**YOUR TASK**
Write out the line that contains "Serialize everything readable", then every following line to the end of the records below, with no other lines and no changes.

(Component data from apps and pages)
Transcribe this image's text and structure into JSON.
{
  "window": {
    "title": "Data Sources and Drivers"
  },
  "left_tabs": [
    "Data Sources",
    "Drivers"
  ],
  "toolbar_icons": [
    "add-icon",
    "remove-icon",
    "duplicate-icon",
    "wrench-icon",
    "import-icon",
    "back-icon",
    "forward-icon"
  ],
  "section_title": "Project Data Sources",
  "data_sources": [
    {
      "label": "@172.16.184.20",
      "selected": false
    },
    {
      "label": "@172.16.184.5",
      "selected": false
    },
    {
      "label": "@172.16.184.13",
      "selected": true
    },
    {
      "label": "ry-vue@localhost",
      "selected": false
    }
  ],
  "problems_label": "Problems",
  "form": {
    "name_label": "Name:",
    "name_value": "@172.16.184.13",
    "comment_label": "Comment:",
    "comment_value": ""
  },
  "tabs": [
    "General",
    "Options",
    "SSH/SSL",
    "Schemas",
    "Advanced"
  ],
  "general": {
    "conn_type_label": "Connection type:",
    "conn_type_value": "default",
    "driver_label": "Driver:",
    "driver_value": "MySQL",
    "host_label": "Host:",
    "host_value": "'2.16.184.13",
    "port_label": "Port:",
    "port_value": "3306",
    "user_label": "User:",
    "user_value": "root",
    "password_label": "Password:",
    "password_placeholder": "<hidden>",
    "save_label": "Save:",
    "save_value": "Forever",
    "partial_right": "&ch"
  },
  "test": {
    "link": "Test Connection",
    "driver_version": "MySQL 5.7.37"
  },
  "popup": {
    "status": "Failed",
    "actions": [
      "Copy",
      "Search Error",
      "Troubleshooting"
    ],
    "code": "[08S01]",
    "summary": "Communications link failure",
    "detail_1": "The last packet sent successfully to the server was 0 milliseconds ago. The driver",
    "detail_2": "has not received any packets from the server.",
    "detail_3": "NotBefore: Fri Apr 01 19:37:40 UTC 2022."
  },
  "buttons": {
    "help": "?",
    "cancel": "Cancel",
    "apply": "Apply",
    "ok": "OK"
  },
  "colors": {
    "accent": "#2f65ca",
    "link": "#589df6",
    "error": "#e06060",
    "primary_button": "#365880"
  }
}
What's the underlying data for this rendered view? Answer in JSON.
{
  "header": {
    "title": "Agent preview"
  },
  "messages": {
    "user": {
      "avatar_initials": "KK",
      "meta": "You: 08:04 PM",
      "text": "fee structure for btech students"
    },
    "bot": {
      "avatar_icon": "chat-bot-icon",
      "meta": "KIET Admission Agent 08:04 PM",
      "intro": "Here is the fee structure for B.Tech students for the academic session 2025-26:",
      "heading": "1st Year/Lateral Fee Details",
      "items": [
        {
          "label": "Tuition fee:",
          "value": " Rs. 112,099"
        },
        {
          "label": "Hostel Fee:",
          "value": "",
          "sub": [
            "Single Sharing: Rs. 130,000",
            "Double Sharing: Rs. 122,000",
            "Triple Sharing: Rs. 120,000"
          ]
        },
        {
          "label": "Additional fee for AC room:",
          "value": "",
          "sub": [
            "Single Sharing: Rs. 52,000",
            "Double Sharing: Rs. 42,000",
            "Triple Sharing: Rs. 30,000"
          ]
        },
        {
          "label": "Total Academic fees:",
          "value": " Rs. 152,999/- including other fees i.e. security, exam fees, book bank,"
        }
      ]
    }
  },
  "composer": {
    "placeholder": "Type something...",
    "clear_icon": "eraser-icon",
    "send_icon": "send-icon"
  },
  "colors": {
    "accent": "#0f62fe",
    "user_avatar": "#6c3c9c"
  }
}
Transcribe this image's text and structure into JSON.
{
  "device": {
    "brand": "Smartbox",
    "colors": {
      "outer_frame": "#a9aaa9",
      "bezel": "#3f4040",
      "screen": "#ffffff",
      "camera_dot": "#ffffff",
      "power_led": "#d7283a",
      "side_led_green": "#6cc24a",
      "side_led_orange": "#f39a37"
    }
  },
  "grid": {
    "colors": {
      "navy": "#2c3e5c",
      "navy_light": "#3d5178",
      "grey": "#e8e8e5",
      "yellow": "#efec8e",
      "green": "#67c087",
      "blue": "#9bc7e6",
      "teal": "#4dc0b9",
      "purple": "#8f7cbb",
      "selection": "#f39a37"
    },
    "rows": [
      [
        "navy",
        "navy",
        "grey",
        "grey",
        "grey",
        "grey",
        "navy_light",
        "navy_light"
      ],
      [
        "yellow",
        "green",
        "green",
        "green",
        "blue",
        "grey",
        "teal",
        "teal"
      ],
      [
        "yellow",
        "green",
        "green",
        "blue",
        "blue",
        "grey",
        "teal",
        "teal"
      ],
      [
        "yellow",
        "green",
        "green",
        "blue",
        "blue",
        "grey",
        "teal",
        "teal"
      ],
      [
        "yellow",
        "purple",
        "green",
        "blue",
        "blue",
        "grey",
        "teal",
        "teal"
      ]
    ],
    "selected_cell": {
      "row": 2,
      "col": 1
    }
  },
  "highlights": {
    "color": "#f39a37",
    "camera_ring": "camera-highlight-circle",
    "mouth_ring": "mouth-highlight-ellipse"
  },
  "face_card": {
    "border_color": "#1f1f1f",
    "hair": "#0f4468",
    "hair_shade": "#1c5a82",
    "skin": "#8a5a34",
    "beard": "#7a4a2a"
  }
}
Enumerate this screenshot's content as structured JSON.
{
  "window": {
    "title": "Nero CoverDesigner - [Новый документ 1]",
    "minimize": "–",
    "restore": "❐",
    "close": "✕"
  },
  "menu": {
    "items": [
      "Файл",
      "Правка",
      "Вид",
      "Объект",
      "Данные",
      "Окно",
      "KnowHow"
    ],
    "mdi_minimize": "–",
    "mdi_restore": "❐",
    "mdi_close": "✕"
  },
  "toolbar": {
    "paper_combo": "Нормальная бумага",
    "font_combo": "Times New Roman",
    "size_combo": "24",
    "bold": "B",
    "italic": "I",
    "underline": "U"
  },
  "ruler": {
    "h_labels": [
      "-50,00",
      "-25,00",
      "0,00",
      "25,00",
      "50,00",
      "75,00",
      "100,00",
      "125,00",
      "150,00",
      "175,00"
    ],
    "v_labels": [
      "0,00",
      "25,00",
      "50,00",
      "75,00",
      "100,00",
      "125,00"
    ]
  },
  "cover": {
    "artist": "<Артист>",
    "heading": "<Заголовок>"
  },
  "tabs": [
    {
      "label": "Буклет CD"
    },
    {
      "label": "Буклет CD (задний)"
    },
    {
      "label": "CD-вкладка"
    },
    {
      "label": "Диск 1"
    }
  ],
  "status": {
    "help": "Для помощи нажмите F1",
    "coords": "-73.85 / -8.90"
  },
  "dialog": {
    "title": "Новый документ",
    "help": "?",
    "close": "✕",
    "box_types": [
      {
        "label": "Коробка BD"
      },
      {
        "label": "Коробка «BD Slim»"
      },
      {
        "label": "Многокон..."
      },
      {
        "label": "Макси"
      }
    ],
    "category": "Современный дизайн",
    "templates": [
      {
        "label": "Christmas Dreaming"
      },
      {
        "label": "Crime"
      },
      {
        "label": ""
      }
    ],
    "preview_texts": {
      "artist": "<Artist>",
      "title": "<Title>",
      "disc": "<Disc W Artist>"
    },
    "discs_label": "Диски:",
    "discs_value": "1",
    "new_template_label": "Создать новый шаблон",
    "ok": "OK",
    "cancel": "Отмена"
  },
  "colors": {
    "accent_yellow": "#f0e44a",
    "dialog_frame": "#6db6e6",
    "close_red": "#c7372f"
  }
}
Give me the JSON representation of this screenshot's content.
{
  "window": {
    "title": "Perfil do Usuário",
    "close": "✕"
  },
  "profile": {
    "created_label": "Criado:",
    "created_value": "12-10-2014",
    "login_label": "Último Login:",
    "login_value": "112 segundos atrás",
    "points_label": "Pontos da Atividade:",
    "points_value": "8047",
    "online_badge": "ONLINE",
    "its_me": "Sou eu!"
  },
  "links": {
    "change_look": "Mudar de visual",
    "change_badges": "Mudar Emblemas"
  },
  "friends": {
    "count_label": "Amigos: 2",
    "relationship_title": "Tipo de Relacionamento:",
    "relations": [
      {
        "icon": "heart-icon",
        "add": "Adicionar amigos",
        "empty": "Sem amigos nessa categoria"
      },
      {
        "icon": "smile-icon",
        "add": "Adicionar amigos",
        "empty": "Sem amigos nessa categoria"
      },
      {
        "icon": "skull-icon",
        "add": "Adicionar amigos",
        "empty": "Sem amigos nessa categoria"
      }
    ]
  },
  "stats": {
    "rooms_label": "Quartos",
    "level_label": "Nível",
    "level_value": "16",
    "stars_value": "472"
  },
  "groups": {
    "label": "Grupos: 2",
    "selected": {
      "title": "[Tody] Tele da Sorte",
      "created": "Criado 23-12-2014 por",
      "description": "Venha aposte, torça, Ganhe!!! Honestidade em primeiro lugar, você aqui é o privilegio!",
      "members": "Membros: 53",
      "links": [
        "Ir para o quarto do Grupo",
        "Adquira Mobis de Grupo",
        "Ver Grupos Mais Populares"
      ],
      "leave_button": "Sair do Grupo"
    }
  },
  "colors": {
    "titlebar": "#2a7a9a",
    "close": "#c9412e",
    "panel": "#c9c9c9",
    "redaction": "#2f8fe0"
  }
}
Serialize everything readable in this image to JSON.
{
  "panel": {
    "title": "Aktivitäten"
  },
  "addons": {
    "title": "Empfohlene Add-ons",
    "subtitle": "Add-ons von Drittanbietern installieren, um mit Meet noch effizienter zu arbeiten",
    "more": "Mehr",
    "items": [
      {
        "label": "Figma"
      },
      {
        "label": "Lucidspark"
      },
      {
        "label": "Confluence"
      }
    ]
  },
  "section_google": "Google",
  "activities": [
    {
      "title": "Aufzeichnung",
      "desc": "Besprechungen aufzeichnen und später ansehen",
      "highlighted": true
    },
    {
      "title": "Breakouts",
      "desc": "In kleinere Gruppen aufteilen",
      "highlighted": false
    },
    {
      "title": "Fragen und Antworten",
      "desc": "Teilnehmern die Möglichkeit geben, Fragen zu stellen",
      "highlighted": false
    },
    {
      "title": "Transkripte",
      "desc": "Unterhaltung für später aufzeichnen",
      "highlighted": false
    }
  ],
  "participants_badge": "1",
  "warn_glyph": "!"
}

**REPLY TO THE TASK**
Serialize everything readable in this image to JSON.
{
  "panel": {
    "title": "Aktivitäten"
  },
  "addons": {
    "title": "Empfohlene Add-ons",
    "subtitle": "Add-ons von Drittanbietern installieren, um mit Meet noch effizienter zu arbeiten",
    "more": "Mehr",
    "items": [
      {
        "label": "Figma"
      },
      {
        "label": "Lucidspark"
      },
      {
        "label": "Confluence"
      }
    ]
  },
  "section_google": "Google",
  "activities": [
    {
      "title": "Aufzeichnung",
      "desc": "Besprechungen aufzeichnen und später ansehen",
      "highlighted": true
    },
    {
      "title": "Breakouts",
      "desc": "In kleinere Gruppen aufteilen",
      "highlighted": false
    },
    {
      "title": "Fragen und Antworten",
      "desc": "Teilnehmern die Möglichkeit geben, Fragen zu stellen",
      "highlighted": false
    },
    {
      "title": "Transkripte",
      "desc": "Unterhaltung für später aufzeichnen",
      "highlighted": false
    }
  ],
  "participants_badge": "1",
  "warn_glyph": "!"
}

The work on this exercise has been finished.